##### The input

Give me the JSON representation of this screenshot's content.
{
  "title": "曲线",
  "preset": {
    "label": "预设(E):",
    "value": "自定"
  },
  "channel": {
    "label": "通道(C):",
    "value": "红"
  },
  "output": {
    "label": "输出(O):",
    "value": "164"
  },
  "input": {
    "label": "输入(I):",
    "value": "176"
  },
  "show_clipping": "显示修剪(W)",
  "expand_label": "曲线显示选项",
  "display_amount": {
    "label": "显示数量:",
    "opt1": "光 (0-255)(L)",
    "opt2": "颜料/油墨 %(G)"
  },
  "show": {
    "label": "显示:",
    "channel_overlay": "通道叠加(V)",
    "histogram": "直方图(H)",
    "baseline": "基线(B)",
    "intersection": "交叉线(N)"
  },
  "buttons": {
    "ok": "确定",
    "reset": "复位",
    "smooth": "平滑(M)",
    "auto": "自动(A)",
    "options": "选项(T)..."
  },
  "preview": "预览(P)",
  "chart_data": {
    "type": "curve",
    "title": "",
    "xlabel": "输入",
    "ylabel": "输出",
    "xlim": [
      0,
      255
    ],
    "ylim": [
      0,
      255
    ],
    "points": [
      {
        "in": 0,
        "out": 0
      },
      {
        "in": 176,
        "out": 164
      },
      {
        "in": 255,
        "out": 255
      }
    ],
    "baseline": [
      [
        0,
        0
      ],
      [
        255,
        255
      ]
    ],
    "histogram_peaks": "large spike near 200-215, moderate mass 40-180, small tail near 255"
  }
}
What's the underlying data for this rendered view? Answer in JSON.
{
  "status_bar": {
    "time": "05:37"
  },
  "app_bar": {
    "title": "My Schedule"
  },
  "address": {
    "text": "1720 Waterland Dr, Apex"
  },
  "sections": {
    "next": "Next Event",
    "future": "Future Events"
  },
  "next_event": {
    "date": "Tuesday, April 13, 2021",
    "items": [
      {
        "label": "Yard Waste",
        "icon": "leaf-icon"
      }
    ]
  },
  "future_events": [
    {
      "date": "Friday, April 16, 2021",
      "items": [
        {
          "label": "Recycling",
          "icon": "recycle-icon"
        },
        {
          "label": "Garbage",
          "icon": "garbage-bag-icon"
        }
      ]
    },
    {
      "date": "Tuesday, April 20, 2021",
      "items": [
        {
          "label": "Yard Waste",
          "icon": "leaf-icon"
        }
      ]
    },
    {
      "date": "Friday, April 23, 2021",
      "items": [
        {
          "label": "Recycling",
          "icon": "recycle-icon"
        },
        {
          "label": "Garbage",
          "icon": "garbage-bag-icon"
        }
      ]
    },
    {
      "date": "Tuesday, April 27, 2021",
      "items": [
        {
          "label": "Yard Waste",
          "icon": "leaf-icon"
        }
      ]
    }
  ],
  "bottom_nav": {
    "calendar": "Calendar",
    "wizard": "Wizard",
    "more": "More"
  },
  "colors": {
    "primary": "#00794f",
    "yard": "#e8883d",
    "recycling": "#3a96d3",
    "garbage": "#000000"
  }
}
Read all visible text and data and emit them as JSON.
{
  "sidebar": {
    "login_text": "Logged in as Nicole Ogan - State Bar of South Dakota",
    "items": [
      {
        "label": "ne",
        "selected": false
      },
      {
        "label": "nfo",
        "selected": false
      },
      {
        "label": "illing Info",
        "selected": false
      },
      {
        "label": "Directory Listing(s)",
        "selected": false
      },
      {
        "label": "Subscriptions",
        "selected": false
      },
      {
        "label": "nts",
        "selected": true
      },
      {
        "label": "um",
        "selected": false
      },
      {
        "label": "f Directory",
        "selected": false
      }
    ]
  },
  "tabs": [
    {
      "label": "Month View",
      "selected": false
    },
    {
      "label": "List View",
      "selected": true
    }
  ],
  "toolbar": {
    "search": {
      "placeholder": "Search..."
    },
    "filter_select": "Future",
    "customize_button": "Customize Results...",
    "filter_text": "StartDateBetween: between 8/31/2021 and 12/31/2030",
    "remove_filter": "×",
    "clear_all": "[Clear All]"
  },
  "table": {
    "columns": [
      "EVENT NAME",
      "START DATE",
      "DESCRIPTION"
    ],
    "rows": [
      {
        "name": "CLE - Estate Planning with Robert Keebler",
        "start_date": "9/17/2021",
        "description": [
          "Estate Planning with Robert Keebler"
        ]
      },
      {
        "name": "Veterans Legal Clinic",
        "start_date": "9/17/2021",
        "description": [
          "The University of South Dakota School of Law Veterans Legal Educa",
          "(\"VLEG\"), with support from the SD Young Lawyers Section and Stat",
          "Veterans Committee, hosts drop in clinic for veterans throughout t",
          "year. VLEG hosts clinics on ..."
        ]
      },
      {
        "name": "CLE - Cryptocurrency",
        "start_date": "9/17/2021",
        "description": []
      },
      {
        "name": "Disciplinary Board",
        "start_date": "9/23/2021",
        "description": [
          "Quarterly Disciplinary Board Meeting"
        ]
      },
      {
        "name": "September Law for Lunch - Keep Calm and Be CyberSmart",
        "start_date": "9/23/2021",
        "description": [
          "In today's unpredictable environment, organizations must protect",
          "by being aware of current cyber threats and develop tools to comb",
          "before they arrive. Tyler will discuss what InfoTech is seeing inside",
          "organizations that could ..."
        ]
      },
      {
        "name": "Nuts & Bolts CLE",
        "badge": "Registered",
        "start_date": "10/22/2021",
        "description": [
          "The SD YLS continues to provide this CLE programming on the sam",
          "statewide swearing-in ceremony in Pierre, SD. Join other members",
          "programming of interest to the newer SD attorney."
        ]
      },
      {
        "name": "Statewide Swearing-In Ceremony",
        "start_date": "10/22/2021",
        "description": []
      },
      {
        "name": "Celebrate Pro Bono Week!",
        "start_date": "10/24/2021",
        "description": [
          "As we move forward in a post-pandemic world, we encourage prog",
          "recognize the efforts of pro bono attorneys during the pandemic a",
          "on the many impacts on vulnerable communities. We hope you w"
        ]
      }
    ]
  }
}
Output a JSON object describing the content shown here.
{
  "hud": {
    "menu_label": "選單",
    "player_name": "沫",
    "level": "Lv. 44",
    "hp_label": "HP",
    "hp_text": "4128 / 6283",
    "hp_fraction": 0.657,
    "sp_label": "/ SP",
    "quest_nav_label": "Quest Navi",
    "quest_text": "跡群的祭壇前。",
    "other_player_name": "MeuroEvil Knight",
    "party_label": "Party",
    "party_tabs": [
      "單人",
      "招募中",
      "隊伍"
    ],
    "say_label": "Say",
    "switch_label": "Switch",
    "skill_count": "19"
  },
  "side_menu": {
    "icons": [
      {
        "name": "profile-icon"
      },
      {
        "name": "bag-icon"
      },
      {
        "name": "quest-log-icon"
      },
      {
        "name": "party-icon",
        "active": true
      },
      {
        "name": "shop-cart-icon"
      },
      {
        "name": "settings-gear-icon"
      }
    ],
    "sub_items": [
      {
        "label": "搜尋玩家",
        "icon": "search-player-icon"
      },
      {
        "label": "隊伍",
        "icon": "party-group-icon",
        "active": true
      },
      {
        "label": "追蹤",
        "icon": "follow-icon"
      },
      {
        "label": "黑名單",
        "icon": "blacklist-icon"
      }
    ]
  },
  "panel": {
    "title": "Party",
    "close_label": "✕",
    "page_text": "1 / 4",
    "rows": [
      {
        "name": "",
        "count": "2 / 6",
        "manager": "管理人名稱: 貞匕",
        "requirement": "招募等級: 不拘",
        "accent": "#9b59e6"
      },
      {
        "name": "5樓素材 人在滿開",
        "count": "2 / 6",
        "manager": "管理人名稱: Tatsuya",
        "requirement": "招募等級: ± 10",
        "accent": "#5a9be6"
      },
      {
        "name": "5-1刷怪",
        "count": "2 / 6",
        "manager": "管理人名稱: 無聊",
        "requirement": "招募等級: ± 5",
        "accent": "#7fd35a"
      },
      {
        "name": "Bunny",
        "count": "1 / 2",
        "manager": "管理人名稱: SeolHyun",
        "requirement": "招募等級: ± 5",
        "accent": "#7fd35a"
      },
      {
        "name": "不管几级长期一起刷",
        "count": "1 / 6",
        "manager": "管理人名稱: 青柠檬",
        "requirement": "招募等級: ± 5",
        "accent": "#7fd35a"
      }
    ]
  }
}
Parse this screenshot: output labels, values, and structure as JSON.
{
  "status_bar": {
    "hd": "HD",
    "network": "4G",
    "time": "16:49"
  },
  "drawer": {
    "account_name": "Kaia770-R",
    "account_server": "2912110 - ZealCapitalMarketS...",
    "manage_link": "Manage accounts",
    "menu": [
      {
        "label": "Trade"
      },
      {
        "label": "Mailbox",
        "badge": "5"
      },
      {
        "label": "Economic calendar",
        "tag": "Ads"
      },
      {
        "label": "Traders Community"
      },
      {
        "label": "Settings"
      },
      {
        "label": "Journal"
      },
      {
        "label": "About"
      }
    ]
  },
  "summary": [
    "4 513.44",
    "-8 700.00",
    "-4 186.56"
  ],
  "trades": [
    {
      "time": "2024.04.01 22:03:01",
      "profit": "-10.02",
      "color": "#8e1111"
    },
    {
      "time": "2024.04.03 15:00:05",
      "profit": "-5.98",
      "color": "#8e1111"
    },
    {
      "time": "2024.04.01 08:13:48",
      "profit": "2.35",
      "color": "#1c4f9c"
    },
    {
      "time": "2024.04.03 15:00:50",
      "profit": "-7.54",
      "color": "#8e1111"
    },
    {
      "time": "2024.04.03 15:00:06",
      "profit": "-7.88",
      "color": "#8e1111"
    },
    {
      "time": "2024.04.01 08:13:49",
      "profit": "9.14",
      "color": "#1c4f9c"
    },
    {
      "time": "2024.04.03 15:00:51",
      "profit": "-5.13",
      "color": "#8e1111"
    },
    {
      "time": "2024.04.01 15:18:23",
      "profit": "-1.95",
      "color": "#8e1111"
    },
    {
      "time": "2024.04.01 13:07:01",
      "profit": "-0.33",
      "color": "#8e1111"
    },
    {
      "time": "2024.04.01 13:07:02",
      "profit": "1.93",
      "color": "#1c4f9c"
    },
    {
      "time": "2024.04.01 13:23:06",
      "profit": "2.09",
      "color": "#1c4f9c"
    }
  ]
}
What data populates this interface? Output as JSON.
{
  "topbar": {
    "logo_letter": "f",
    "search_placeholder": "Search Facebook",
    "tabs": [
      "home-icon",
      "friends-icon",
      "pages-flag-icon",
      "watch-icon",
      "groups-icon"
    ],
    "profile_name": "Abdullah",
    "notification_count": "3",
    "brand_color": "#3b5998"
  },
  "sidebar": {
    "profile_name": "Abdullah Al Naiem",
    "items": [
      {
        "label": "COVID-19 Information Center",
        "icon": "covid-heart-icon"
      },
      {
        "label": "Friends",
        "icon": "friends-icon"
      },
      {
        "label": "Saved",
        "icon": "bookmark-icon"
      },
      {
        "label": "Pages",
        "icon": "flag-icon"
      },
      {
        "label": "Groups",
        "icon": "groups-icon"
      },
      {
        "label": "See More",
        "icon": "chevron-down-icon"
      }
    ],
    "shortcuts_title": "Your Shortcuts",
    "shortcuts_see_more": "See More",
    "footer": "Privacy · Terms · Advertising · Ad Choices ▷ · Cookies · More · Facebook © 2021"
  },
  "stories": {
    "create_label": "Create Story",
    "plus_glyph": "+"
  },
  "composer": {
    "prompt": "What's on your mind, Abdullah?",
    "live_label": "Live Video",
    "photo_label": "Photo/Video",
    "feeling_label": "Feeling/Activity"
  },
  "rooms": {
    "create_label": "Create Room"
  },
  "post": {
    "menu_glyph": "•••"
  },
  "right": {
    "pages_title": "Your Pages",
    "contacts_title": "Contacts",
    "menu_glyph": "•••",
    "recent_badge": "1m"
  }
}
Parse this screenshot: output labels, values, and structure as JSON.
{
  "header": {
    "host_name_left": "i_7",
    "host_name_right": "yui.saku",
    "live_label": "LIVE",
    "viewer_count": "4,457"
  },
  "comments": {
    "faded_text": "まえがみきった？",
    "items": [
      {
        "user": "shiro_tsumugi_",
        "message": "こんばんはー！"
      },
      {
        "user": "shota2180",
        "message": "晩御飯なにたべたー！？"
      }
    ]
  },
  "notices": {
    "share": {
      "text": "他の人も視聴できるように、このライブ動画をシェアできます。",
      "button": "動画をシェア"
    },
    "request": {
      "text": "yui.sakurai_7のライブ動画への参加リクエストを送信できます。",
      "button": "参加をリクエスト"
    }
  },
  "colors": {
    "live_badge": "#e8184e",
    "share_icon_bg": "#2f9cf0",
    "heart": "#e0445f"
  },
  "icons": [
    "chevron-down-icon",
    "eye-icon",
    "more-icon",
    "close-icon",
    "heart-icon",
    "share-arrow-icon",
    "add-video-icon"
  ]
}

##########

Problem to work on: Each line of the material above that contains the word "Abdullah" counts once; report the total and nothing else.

Exercise output: 3